** Description of the task **
Please retype the data in full and exactly; the pictures are not part of the copy.

** Data section **
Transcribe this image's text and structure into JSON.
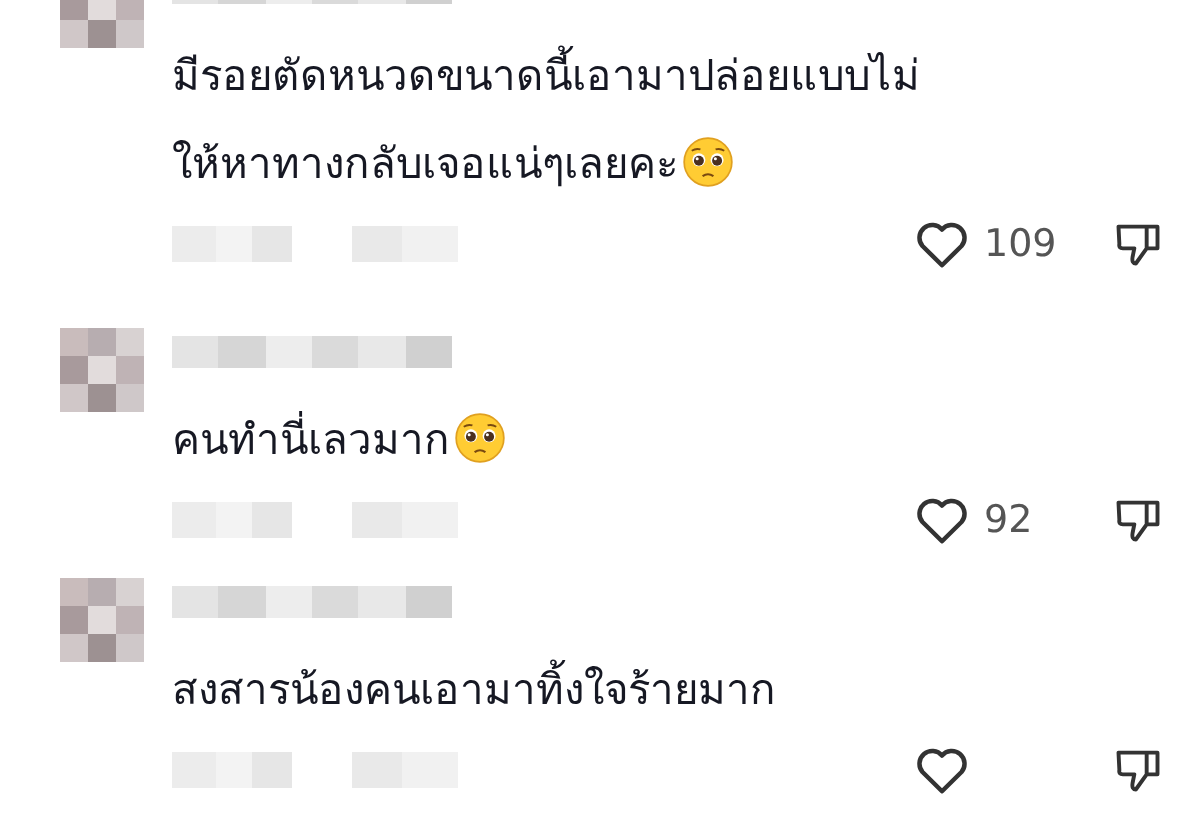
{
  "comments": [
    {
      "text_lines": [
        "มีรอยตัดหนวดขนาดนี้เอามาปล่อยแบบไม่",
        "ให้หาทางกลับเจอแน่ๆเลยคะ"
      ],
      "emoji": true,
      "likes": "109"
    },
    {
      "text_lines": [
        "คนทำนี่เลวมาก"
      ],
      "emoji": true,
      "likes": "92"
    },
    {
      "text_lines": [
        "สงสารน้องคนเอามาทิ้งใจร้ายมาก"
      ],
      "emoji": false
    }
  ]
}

** Output **
Transcribe this image's text and structure into JSON.
{
  "comments": [
    {
      "text_lines": [
        "มีรอยตัดหนวดขนาดนี้เอามาปล่อยแบบไม่",
        "ให้หาทางกลับเจอแน่ๆเลยคะ"
      ],
      "emoji": true,
      "likes": "109"
    },
    {
      "text_lines": [
        "คนทำนี่เลวมาก"
      ],
      "emoji": true,
      "likes": "92"
    },
    {
      "text_lines": [
        "สงสารน้องคนเอามาทิ้งใจร้ายมาก"
      ],
      "emoji": false
    }
  ]
}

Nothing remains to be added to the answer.